On the surface, Haegan Altizer is a poster child for going to college.
For a senior at the prestigious Decatur High School, who had good grades and went to advanced classes, you would think college is a no-brainer. Especially if 90 percent of his classmates plan to go to college, and both of his parents work in education.
But Altizer’s attitude about college is surprising: he is putting it on the back burner.
“A few decades ago, college was necessary for the middle class to get better jobs and make more money,” he said in an interview with GPB. “But with the economic downturn, college becoming more expensive, and many college graduates not having jobs, it is not the guarantee that it used to be.”
about reasons to skip college. He also organized a College Alternatives Fair in his school.
He currently works at a Decatur bicycle shop and plans to stay there for now.
Altizer appears to be right on the money with some of his points. The cost of college education in Georgia has skyrocketed in recent years. Since 2004, the average tuition and fees in state colleges and universities grew by 129 percent. At the same time, the median family income rose only by about 17 percent.
On the other hand, the unemployment rate for 2013 college graduates nationwide is 10.9 percent, according to last month’s report by the U.S. Labor Department.
There are still more unemployed college grads than people without college degrees of the same age. And an average U.S. graduate who borrowed money for college has more than $29,000 in loans to pay back.
On top of that, about 42 percent of college graduates who have jobs work in professions that do not even require a college degree, according to McKinsey consultancy group.
A Matter of Degrees: Is College Really Worth It?
So if college is getting more expensive, income is not keeping up, and there are no guarantees of a better job, what’s the point of going to college?
Some studies suggest that despite the bleak picture above, there is still a good reason to give higher education a shot.
First, people with college education are far more likely to have jobs in the long run. According to the U.S. Labor Department, unemployment among Americans older than 25 is far lower is they have college degrees.

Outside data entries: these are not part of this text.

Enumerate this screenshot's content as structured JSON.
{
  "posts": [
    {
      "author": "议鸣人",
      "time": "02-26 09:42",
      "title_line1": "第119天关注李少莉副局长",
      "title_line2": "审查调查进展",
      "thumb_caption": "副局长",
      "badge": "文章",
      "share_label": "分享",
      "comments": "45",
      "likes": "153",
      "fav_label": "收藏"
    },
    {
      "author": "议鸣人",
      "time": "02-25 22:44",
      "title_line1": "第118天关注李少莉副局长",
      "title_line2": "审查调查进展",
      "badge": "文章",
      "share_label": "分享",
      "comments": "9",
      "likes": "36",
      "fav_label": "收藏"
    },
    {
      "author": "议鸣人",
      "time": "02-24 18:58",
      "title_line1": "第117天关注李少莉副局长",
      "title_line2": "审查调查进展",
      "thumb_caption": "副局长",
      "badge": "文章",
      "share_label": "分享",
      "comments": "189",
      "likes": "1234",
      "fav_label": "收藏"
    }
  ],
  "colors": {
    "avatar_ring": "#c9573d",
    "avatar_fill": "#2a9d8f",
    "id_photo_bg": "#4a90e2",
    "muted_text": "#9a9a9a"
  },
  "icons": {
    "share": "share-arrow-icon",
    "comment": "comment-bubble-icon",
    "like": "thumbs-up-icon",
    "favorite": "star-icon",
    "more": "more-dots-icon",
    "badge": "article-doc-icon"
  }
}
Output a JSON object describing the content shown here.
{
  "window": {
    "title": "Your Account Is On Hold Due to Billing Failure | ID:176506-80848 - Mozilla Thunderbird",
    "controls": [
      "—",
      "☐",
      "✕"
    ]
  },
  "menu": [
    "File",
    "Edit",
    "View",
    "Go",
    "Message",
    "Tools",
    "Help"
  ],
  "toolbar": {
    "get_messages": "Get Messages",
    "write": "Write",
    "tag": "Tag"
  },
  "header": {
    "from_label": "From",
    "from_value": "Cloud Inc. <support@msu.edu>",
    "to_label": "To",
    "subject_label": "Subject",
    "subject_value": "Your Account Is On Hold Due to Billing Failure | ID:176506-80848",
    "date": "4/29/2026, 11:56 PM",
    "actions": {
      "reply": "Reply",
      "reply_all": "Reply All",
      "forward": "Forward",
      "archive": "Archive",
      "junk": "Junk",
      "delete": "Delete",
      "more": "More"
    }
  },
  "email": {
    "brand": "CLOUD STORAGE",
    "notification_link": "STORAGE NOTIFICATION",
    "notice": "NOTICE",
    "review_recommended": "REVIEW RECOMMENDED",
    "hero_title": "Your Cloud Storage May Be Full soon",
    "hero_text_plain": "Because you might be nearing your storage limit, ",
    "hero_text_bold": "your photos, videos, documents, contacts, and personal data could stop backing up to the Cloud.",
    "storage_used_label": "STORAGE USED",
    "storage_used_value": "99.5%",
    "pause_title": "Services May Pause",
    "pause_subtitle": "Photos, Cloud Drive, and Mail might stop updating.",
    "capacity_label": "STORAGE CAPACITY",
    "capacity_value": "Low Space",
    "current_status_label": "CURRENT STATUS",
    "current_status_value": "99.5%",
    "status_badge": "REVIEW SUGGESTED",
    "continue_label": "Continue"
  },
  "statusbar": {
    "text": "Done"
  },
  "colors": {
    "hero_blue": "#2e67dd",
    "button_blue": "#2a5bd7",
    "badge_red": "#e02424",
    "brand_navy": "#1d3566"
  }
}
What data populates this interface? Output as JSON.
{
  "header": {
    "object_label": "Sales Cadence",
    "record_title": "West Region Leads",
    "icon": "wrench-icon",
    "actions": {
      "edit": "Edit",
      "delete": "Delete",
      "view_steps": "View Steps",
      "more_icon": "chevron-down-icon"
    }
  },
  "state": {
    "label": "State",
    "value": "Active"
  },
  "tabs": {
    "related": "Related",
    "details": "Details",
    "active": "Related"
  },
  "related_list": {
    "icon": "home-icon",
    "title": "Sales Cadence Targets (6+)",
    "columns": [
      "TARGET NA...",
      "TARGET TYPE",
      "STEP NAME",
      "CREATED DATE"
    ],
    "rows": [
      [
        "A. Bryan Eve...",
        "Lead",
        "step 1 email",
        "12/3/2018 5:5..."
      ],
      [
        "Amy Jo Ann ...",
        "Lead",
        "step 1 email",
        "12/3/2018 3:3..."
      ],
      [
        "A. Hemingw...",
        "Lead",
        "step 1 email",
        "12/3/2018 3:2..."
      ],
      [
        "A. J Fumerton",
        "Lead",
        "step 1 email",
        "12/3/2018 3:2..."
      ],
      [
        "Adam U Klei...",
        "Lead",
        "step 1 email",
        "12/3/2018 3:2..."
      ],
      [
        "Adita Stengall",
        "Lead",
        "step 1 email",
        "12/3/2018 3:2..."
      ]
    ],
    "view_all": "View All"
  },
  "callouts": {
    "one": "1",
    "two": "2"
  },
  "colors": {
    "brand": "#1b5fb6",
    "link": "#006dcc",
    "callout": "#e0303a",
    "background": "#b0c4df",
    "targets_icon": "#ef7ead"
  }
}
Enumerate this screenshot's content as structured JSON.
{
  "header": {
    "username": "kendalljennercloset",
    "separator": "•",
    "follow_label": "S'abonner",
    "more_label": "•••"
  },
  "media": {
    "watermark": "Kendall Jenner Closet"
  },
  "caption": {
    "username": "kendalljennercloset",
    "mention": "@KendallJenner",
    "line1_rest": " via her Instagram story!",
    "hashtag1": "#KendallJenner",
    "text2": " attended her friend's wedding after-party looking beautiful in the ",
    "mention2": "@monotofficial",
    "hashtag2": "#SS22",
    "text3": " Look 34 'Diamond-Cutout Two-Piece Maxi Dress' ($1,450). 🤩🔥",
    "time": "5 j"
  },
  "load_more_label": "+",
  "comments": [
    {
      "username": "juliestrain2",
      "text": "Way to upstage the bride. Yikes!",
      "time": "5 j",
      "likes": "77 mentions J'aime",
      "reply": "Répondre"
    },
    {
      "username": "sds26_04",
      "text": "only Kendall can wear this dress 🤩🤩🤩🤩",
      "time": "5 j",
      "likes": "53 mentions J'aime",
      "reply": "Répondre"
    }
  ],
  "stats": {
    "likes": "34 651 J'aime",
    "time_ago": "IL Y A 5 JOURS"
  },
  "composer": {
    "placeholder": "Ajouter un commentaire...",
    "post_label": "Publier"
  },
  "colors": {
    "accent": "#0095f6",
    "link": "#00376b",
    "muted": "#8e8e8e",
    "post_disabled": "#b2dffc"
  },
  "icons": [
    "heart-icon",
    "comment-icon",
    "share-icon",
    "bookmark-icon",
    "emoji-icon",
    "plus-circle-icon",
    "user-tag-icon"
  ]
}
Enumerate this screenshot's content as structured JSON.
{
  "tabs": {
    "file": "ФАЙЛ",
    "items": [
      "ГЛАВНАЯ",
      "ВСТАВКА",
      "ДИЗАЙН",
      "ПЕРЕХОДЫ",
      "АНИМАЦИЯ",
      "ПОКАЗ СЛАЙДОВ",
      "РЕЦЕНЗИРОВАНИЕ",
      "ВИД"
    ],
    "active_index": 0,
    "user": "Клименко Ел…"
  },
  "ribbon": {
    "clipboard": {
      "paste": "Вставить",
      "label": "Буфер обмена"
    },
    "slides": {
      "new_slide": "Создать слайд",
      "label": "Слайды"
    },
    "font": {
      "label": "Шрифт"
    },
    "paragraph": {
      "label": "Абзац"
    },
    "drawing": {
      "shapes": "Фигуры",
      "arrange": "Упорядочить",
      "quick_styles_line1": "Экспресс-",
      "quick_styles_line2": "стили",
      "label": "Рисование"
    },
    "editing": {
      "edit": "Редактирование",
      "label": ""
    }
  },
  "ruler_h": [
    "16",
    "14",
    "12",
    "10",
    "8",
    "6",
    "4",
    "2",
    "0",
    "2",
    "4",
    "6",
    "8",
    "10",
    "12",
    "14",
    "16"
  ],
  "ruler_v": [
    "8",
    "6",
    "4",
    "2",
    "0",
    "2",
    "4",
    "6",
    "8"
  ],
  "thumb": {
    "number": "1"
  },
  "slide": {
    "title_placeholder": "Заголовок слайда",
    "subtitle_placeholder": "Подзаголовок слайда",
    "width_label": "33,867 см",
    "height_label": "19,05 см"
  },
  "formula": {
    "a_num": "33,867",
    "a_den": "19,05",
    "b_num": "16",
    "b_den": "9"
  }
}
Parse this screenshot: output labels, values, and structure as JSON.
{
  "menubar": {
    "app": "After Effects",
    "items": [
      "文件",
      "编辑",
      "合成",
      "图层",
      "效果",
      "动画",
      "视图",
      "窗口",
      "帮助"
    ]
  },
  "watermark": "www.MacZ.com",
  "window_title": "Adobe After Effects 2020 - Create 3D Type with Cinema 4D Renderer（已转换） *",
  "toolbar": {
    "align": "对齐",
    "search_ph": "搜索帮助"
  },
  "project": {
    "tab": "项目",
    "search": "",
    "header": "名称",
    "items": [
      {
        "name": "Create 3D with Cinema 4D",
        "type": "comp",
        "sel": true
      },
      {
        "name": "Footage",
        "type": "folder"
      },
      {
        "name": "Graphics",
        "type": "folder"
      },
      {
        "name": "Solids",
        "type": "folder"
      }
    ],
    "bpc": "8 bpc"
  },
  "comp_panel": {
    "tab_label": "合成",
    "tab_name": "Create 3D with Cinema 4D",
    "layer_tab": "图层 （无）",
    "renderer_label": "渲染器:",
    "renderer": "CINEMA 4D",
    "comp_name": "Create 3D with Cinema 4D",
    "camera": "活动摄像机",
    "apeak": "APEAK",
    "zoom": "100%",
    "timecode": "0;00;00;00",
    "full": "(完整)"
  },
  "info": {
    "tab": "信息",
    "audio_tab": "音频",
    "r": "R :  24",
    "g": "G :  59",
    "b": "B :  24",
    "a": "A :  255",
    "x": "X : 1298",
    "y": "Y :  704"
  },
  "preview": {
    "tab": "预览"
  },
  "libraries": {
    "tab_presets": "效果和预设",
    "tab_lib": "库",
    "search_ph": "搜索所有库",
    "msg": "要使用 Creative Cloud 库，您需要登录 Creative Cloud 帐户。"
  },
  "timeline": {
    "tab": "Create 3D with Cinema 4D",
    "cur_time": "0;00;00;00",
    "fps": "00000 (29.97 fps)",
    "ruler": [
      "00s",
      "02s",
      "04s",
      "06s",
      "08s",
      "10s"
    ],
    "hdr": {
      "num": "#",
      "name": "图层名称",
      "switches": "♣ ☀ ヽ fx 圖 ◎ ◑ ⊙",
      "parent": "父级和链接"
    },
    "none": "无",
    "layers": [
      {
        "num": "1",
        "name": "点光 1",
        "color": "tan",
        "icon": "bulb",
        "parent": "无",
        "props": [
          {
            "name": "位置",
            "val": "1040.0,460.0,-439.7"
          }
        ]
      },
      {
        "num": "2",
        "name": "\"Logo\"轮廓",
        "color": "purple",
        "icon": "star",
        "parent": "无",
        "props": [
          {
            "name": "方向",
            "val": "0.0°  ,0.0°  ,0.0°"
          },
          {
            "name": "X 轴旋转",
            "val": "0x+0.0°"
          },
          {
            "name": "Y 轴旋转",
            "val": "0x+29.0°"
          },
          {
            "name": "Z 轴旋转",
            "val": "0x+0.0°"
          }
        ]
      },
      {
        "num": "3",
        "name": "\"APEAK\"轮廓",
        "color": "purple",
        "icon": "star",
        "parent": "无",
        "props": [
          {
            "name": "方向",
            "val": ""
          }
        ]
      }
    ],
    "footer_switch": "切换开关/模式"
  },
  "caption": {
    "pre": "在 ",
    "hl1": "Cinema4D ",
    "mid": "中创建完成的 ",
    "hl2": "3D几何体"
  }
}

This is the breakdown of unemployment rates depending on education:
With college degrees: 3.4%
Some college/associate degrees: 6.1%
High school degrees: 6.3%
Without high school degrees: 9.6%
Second, college graduates not only receive a higher salary than those with only a high school diploma, but the difference is increasing.
A Pew Research Center study shows that today’s college-educated worker on the average earns 62 percent more than someone with high school education: $17,500 more per year.
In 1965, people with a college education made 24% more than those with only a high school diploma.
Some experts also said that college is not only about jobs that are available now, but also about jobs that will be available in the future.
“By 2020, 60 percent of jobs in Georgia will require some post-secondary training,” said Claire Suggs, Senior Education Policy Analyst at Georgia Budget and Policy Institute, in an interview on GPB’s On The Story
. “It may not be a full college degree, but that’s where the jobs are and that’s where income benefits are.”
In some fields, colleges are already lagging behind the market. The Economist
reported that there are 4 million job vacancies in the U.S. because employers cannot find qualified candidates. Home Depot has opened new technology centers in California and Texas because it could not find enough qualified software experts in Georgia.
“At the end of the day, we don’t have the talent pool in Georgia,” Eric Schelling, Home Depot’s director of talent acquisition said at a recent career conference organized by Governor Deal.
The Atlanta-Journal Constitution reported that Duluth-based NCR is struggling to find software developers. The German carmaker Porsche, who is building a new North American headquarters near the Atlanta airport, is feeling the shortage of automotive technicians with IT skills, as well as office professionals.
Haegan Altizer says college isn't the only way to receive job-related skills.
However, Haegan Altizer believes that college is still not a must. He told GPB that there are more than 300 apprenticeship programs in Georgia that can provide a good living, and those programs don’t require a 4-year commitment like college. Altizer said he doesn’t dismiss education, but he thinks college is not the only way to get job-related skills.
“Education gets you through the front door, but information gets you through the back door, where the real money is,” said Carlsbad Collins, the author of “How To Be Successful With Or Without A College Degree”.
Collins found himself unemployed and was briefly homeless, because he couldn’t find a job with his undergraduate degree in psychology and master’s degree in education. He now counsels court-mandated patients who struggle with substance abuse and anger management.
Collins said he usually tells his clients that there are well-paid jobs that require only a license or certificate, but they are not advertised because people who have those jobs don’t want competition. Sometimes, he said it’s only about the right idea.
“I paid $50 for the barcode on my book,” he told On The Story
. “I tell my clients, ‘who made that barcode?’ It’s probably someone with a laptop on a beach, who is emailing those barcodes to millions of authors and making a fortune off that.”
But if the question about going to college boils down to the making right choice, how do you make it?
Research firm PayScale offers a hint. It looked at college as a return on investment. The firm checked tuition and other costs in 900 schools across the country, accounted for financial aid for students, and asked graduates how much money they were making after college. Based on those numbers, PayScale calculated how much they earned annually 20 years after graduation.
Here is how some Georgia universities fared:
To see more Georgia schools, click here